Do you have a light sleeper in the family? Or require silence in your office in order to do work? In those cases a solid core interior door may work well to cut down on room to room noise. Also, in a case where a lot of noise will likely be emitting from a certain room (your teenager's rock band practice, a heavy snorer or a loud TV), it may make more sense to simply put a thicker, solid core door in that spot to help cut the noise down at the source.
Hollow Core Wooden Doors
Often hollow core doors are flat or have a very simple raised pattern. They are by far the best options for closets and will save you a decent amount of money over solid core doors in every application. Bathrooms are another good location for hollow core doors since the need for silence is not overly common.
Pattern on the Door
The more elaborate the pattern on an interior door, the more expensive that door will be. Opting for a six panel door will drive the budget much higher than choosing a four-panel or flat door. Remember that, in general, you'll need to match all of the entrance doors and should truly coordinate each door in the house — although hidden closet doors and certain smaller entrances can be flat and mix in well with other patterns.
There are rectangular raised panels and arched raised panels, some doors even combine the two for a unique look. Have a look at the selection at your local building supply store or view the manufacturer's website for screen shots. A deeper panel will also be more expensive and most often seen on solid doors. You should be able to find a design that comes in both hollow core — for the areas where sound proofing is not an option — and solid core, so that your layout will have that finished, coordinated look.

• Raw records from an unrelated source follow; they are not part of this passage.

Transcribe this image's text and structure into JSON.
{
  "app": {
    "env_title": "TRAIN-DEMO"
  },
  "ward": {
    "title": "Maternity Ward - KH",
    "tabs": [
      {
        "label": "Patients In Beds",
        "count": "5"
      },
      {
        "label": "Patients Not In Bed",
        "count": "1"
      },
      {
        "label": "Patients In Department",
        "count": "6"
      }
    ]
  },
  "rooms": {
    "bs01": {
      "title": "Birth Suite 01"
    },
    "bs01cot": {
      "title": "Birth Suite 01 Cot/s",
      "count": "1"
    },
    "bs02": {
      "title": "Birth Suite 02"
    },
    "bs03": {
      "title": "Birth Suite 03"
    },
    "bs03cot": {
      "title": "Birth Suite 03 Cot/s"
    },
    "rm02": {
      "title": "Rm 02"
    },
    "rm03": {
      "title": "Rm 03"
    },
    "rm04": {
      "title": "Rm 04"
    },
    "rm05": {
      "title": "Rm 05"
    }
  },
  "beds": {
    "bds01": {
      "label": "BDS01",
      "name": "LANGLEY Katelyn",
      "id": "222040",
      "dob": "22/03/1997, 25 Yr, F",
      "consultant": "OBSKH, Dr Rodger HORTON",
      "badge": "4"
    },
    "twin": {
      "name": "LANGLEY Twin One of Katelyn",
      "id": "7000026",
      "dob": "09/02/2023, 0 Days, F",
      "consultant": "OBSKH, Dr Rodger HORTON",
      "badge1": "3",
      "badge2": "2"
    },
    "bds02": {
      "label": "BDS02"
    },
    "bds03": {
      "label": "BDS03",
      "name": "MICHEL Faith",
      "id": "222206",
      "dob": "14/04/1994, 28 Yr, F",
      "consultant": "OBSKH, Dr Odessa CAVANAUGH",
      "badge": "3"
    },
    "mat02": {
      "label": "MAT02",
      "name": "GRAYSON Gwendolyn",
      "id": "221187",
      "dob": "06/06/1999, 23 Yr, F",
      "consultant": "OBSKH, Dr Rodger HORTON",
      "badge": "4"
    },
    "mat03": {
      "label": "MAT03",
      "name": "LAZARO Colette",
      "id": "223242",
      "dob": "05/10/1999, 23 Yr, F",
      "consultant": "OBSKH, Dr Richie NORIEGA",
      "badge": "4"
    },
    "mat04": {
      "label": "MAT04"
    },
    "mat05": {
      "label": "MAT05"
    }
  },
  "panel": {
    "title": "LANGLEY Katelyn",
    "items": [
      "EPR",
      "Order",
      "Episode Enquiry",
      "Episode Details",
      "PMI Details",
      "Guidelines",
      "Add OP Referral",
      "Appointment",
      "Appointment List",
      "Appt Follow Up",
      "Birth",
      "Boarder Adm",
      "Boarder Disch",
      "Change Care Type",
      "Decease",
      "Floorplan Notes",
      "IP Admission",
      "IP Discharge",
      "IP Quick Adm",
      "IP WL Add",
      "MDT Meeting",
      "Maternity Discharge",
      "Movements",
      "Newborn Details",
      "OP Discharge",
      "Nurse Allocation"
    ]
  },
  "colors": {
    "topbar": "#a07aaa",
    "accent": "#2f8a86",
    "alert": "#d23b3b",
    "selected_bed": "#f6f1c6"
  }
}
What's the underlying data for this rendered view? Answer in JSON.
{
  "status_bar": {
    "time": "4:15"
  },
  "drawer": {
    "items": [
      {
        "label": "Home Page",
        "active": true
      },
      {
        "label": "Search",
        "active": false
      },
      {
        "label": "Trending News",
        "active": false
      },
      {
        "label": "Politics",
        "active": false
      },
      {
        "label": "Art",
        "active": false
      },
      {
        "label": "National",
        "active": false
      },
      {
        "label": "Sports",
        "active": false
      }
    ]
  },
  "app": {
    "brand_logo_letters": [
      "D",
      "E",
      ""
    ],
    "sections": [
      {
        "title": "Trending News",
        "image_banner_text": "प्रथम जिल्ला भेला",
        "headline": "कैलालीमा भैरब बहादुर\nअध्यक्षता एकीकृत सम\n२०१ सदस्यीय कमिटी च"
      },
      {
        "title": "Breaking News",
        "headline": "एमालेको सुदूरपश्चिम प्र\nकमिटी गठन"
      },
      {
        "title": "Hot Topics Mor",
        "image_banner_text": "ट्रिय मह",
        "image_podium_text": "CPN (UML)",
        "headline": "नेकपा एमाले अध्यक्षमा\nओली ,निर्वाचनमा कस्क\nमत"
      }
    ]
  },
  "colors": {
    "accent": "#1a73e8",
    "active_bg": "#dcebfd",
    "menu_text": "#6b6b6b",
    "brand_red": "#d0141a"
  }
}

For whatever reason you are adding or replacing them in your home, there are ways to save money on an interior door project. Choose wisely for the application while still adhering to your tastes. You want the doors to fit into the décor well without costing you a fortune.